By Paul Sandle and Kate Holton
LONDON (Reuters) - A slump in shares of British engineering group Invensys Plc as bid hopes faded did little to dampen the belief of some company watchers that the group was "in play" for the possible disposal of some or all of its businesses.
Responding to a report that said Invensys had received an approach from Emerson Electric Co, the UK group confirmed on Thursday it had received a "highly preliminary" approach from the U.S. company but said discussions had ended.
"Furthermore there are no other discussions taking place in relation to an offer for the group," it said.
It also said it had also been in "highly preliminary" talks with third parties about separate parts of the group, but these talks had also ended.
Analysts at brokerage Singer Capital Markets said they saw strategic buyers for each division of Invensys, adding the company's hefty pension liabilities should not prove an insurmountable barrier for any buyer.
"A break-up is likely to generate the highest value for each division, though the group's large pension may prove to be more of a stumbling block than if the group were to be acquired in its entirety by a large conglomerate," Singer analysts said.

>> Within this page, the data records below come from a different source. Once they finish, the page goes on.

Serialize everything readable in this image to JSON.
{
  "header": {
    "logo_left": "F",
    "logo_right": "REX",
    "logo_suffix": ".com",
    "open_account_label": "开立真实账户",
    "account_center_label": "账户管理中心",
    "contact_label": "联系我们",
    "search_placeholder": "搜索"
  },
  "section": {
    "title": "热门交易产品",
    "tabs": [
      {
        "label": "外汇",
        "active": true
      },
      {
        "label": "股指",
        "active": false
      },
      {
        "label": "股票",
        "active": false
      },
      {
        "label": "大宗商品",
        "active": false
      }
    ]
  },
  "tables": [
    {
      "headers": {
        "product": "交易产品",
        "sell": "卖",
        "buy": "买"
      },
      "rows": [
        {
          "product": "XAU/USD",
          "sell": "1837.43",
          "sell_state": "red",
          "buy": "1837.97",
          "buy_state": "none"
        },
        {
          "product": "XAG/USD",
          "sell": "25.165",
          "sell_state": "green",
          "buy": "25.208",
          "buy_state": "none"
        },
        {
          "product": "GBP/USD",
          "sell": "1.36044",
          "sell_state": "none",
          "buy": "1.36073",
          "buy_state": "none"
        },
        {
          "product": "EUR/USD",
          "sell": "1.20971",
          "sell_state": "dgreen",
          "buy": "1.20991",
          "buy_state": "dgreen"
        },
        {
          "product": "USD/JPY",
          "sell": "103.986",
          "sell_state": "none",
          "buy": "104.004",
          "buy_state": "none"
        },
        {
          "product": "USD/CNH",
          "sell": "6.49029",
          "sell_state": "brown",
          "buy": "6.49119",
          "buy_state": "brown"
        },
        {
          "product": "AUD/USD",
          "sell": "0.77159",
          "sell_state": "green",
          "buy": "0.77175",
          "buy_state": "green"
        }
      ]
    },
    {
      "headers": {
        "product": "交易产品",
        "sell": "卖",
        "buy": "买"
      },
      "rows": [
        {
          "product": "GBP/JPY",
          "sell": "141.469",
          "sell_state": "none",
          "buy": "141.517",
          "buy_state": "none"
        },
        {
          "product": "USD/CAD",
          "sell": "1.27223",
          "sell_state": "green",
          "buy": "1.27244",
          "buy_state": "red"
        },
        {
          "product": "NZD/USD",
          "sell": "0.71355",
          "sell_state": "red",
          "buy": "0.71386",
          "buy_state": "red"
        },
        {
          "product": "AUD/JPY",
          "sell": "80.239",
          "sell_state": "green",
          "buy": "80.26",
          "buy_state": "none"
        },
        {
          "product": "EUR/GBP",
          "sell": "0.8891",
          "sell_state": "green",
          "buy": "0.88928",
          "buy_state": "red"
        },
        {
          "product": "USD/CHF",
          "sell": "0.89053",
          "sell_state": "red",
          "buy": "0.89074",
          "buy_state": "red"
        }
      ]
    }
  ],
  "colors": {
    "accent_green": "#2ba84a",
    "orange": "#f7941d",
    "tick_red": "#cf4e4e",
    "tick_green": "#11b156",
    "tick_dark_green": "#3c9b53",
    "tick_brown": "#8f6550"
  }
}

Shares in Invensys, which closed up 27 percent on Wednesday after a report said it was considering the sale or all or parts of its business to Emerson, were down 16.3 percent at 215.1 pence by 1039 GMT (6.39 a.m. EDT).
Morgan Stanley noted that under British takeover rules Emerson was prevented from making another approach for six months unless a third party made a bid.
"This does not prevent any third party from opening talks in the meantime," the bank said. "This may stop the shares giving up all their gains from yesterday."
The group had a market value of 2.09 billion pounds ($3.3 billion) on Wednesday after the stock spiked to a 10-month high.
Invensys makes rail signaling, industrial systems for nuclear power stations and oil and gas plants, and controls for domestic appliances. It is smaller than most of its competitors, making it one of a few tradable assets in the global engineering sector.
However, its pension liabilities remain a potential hurdle to a deal. Its pension fund had a net deficit of 426 million pounds at the end of March, although its total liabilities were far higher than that, analysts said.
Invensys did not name any other parties which could be interested in some or all of its assets, but a report last month said Siemens, ABB and General Electric had also made informal contact.
A source close to Invensys said the talks with Emerson had ended some months ago, while some of the interest from third parties was more recent.
Analysts at UBS said long-suffering Invensys shareholders would probably want an offer of near 300p per share, allowing an exit at a hefty valuation of 10 times enterprise value over operating profit.
($1 = 0.6354 British pounds)
(Editing by Mark Potter)